Reviewed by Sarina
TITLE: Cry Wolf
SERIES: Underwood District #1
AUTHOR: Greta Stone
PUBLISHER: Skeleton Key Publishing
LENGTH: 409 pages
RELEASE DATE: April 10, 2017
Peter is a kitsune. Chaos follows him wherever he goes. Good intentions, bad intentions—it doesn’t matter. Even mimicking the howl of a friend he hasn’t seen in over a decade turns out to have disastrous consequences.
The wolf doesn’t have a name. For now, he goes by Luca. He has no past, and as an escaped slave, if he can’t stay hidden in the shadows, he’ll have no future. When someone steals his howl, he’s drawn to investigate, and ends up saddled with a mouthy fox who insists they used to be friends once upon a time.
Petty problems and a dubious reunion are pushed aside the longer they’re stranded together. The Underwood is a dangerous place.
They have two choices: work together or die.
Join Greta Stone in a dark paranormal MM romance retelling of Aesop’s fable, The Boy Who Cried Wolf, and David P. Mannix’s classic novel, The Fox and the Hound.
Way back when, I read the two part short story that predated this novel and I loved it so when I found out the author had seriously expanded it, I couldn’t wait to get my hands on it! I have to say, as much as I enjoyed the original story, this was both just as good while simultaneously it was so much better! What the author has done here is a blending of classic fairytales, stuff that most everyone should recognize in one form or another, and various other mythologies but they were all so seamlessly integrated together it was hard to believe they’d never all been together in the same world to begin with. Here there be monsters and they are both unapologetic about what they are and absolutely perfect in both the darkness they don’t try to hide and the humanity they can’t help but show.
The two main characters, Peter and Luca, were really complex in all the best ways; one of my favorite things about this was getting to unravel the mystery they each presented over the course of the book. Honestly, there are things I’ll probably never figure out or get to learn about either of them but that just made them both more appealing to me. On the surface Peter is the ultimate trickster while Luca is the bad boy every mother despairs of their child bringing home. Their history together is complicated and gets only more so as the book progresses; this certainly isn’t helped by the fact that Luca has completely forgotten his past or the fact that he’s being hunted.
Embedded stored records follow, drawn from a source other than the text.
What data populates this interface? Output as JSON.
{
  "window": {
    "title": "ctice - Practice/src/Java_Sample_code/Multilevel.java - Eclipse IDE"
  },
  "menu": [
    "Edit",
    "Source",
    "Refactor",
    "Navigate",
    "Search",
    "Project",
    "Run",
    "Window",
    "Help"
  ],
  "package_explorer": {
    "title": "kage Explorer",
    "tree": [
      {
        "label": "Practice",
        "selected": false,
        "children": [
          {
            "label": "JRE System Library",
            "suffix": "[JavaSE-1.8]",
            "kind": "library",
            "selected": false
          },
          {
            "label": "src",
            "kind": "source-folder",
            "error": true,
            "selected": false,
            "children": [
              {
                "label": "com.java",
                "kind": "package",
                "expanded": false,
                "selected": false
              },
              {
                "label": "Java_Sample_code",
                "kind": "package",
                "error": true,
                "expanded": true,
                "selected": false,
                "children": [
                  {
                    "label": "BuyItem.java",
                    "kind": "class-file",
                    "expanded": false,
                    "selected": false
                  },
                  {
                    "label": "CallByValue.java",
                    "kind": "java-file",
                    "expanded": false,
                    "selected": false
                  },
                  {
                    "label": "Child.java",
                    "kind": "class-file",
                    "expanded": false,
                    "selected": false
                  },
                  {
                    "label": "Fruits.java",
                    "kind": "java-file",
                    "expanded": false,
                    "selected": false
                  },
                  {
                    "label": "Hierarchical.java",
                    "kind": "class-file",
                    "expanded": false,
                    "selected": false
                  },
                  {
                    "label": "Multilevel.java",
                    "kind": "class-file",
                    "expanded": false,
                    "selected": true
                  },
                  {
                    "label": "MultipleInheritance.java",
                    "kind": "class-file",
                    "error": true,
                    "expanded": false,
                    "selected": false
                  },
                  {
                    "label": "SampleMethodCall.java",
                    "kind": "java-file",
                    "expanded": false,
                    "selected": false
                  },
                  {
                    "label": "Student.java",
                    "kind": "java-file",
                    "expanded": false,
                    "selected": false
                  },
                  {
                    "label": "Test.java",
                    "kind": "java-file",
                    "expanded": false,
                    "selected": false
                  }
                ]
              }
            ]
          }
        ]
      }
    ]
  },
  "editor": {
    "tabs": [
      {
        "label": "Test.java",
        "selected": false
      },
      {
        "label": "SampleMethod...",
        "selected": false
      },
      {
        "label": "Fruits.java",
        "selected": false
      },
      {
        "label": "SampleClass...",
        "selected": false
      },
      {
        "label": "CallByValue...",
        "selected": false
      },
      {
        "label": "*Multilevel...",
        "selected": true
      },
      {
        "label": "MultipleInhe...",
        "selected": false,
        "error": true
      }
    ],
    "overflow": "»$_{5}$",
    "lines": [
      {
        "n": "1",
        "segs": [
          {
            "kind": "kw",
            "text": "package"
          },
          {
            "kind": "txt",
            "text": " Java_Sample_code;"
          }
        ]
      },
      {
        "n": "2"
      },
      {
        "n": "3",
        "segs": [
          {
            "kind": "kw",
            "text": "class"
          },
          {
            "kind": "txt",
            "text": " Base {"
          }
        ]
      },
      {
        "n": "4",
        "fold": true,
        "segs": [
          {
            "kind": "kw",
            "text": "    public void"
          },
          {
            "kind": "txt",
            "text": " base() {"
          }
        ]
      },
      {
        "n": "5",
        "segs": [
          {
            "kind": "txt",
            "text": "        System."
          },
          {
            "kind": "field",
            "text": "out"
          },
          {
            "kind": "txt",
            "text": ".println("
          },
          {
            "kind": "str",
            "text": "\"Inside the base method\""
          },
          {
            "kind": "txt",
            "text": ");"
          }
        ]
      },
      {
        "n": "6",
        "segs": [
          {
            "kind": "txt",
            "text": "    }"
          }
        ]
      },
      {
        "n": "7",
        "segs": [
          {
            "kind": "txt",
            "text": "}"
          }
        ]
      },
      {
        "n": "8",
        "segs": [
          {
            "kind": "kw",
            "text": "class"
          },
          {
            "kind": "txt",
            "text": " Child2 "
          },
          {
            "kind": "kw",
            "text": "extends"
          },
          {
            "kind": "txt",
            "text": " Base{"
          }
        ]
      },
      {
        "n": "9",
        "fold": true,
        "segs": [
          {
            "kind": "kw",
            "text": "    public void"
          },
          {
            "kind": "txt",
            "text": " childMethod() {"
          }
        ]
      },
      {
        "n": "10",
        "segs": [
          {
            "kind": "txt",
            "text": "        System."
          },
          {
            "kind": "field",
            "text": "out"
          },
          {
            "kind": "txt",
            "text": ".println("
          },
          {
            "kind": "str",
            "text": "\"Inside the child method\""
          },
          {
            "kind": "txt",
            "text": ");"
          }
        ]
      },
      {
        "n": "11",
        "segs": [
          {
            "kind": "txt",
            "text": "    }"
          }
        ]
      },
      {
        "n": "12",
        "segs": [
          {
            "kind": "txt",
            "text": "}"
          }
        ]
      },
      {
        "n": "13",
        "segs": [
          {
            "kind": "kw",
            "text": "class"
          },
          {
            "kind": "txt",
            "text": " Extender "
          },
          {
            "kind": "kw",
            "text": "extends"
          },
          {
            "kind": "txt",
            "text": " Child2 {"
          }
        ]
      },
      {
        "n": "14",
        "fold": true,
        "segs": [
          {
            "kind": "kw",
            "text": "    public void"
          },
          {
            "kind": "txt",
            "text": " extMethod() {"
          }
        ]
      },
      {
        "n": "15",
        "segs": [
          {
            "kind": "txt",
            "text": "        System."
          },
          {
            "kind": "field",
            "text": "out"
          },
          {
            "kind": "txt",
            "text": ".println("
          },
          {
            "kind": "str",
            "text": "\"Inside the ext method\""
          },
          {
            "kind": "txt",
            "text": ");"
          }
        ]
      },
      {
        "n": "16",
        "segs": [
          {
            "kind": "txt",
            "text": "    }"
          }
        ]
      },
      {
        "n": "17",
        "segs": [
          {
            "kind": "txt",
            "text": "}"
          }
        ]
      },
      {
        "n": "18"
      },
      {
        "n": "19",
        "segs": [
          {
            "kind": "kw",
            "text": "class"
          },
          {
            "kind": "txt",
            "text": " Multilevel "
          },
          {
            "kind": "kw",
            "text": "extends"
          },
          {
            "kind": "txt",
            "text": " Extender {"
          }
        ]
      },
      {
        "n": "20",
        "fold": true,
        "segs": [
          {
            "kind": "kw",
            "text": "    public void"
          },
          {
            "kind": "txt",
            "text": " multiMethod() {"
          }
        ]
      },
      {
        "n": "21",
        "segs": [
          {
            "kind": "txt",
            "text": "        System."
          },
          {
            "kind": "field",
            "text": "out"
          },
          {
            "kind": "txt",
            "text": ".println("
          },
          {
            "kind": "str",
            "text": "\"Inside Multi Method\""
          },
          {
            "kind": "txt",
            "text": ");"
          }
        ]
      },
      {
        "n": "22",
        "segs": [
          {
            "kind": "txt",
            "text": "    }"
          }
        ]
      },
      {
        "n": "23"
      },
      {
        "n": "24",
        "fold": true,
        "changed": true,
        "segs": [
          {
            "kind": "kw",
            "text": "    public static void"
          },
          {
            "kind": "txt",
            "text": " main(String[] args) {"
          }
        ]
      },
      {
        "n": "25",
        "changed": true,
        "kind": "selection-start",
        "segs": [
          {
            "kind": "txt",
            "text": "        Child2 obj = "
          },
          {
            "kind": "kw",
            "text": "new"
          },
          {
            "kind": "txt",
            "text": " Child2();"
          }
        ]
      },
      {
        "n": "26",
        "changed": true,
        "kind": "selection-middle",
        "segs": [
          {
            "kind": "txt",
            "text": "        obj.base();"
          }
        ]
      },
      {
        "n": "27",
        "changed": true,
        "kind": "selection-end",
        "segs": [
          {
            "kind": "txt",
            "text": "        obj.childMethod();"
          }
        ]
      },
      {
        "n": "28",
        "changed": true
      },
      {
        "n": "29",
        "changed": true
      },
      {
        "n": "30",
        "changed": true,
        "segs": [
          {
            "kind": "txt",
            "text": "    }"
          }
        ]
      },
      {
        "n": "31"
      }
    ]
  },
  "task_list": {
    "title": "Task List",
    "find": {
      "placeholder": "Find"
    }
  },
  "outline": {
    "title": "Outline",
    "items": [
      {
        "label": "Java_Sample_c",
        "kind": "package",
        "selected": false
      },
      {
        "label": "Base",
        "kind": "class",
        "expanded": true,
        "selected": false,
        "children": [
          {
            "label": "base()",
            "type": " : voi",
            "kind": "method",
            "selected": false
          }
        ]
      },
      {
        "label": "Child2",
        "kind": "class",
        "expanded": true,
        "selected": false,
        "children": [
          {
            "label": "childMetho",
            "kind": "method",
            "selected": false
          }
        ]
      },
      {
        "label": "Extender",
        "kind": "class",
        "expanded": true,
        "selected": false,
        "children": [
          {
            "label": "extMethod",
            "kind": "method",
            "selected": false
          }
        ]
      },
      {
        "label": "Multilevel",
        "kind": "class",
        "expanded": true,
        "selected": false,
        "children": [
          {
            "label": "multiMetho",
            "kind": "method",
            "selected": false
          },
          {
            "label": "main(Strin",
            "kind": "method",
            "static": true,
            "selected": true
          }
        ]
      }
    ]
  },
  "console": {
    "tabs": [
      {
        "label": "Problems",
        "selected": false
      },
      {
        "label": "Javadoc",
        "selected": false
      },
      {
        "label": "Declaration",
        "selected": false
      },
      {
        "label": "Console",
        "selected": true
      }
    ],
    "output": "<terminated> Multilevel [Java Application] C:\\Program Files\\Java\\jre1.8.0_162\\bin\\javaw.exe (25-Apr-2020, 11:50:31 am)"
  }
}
The story itself encompasses several months of time but there are some time skips in the middle to move progress along; I usually don’t care for time skips but these didn’t take anything away from either the character development or the overall story so I was completely fine with them. By the end of the book, both Peter and Luca had gone through some fairly hefty changes and were so much better for it; there’s also so much more left to explore and I’m totally excited for that!
This was just fantastic; the story was so unique and I loved when I found another fairytale reference just kind of slipped in there. There were some minor editing issues in the book but nothing that was overly distracting and I easily ignored them in favor of the story itself. If you’re looking for a book with complex characters with a unique and intriguing story, I’d really recommend you give this one a try!